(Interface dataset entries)

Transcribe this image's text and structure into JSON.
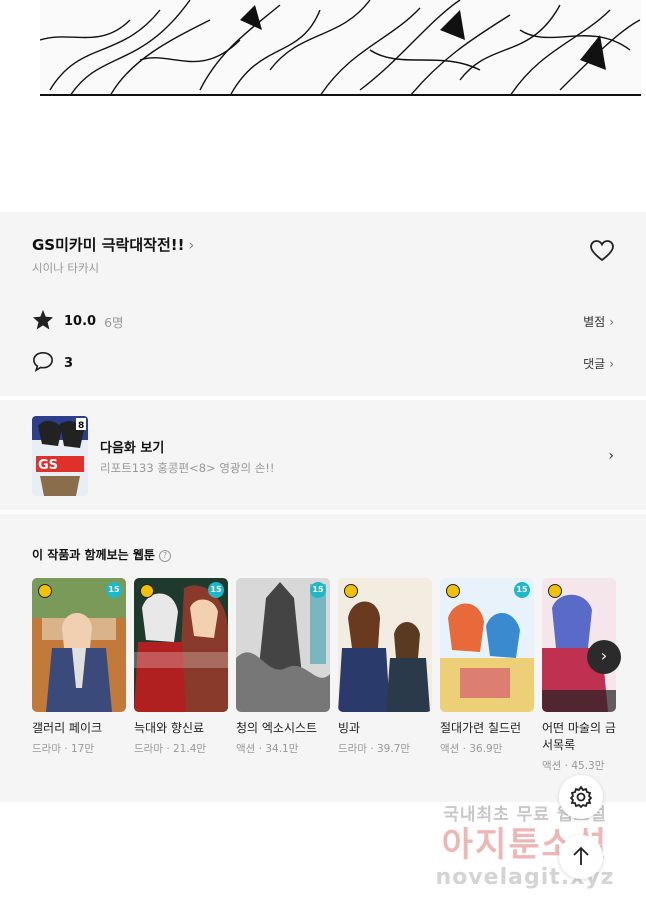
{
  "work": {
    "title": "GS미카미 극락대작전!!",
    "title_chevron": "›",
    "author": "시이나 타카시"
  },
  "stats": {
    "rating": "10.0",
    "rating_count": "6명",
    "rating_link": "별점",
    "comment_count": "3",
    "comment_link": "댓글",
    "chevron": "›"
  },
  "next_episode": {
    "title": "다음화 보기",
    "subtitle": "리포트133 홍콩편<8> 영광의 손!!",
    "arrow": "›"
  },
  "recommendations": {
    "heading": "이 작품과 함께보는 웹툰",
    "help_glyph": "?",
    "items": [
      {
        "title": "갤러리 페이크",
        "meta": "드라마 · 17만",
        "age": "15"
      },
      {
        "title": "늑대와 향신료",
        "meta": "드라마 · 21.4만",
        "age": "15"
      },
      {
        "title": "청의 엑소시스트",
        "meta": "액션 · 34.1만",
        "age": "15"
      },
      {
        "title": "빙과",
        "meta": "드라마 · 39.7만",
        "age": ""
      },
      {
        "title": "절대가련 칠드런",
        "meta": "액션 · 36.9만",
        "age": "15"
      },
      {
        "title": "어떤 마술의 금서목록",
        "meta": "액션 · 45.3만",
        "age": ""
      }
    ],
    "next_glyph": "›"
  },
  "watermark": {
    "line1": "국내최초 무료 웹소설",
    "line2": "아지툰소설",
    "line3": "novelagit.xyz"
  },
  "colors": {
    "panel_bg": "#f5f5f5",
    "age_badge": "#1fb8c8",
    "clock_badge": "#f2c200"
  },
  "icons": {
    "heart": "heart-icon",
    "star": "star-icon",
    "comment": "comment-icon",
    "gear": "gear-icon",
    "scroll_top": "arrow-up-icon"
  }
}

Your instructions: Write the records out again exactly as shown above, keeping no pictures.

Solution below:
Transcribe this image's text and structure into JSON.
{
  "work": {
    "title": "GS미카미 극락대작전!!",
    "title_chevron": "›",
    "author": "시이나 타카시"
  },
  "stats": {
    "rating": "10.0",
    "rating_count": "6명",
    "rating_link": "별점",
    "comment_count": "3",
    "comment_link": "댓글",
    "chevron": "›"
  },
  "next_episode": {
    "title": "다음화 보기",
    "subtitle": "리포트133 홍콩편<8> 영광의 손!!",
    "arrow": "›"
  },
  "recommendations": {
    "heading": "이 작품과 함께보는 웹툰",
    "help_glyph": "?",
    "items": [
      {
        "title": "갤러리 페이크",
        "meta": "드라마 · 17만",
        "age": "15"
      },
      {
        "title": "늑대와 향신료",
        "meta": "드라마 · 21.4만",
        "age": "15"
      },
      {
        "title": "청의 엑소시스트",
        "meta": "액션 · 34.1만",
        "age": "15"
      },
      {
        "title": "빙과",
        "meta": "드라마 · 39.7만",
        "age": ""
      },
      {
        "title": "절대가련 칠드런",
        "meta": "액션 · 36.9만",
        "age": "15"
      },
      {
        "title": "어떤 마술의 금서목록",
        "meta": "액션 · 45.3만",
        "age": ""
      }
    ],
    "next_glyph": "›"
  },
  "watermark": {
    "line1": "국내최초 무료 웹소설",
    "line2": "아지툰소설",
    "line3": "novelagit.xyz"
  },
  "colors": {
    "panel_bg": "#f5f5f5",
    "age_badge": "#1fb8c8",
    "clock_badge": "#f2c200"
  },
  "icons": {
    "heart": "heart-icon",
    "star": "star-icon",
    "comment": "comment-icon",
    "gear": "gear-icon",
    "scroll_top": "arrow-up-icon"
  }
}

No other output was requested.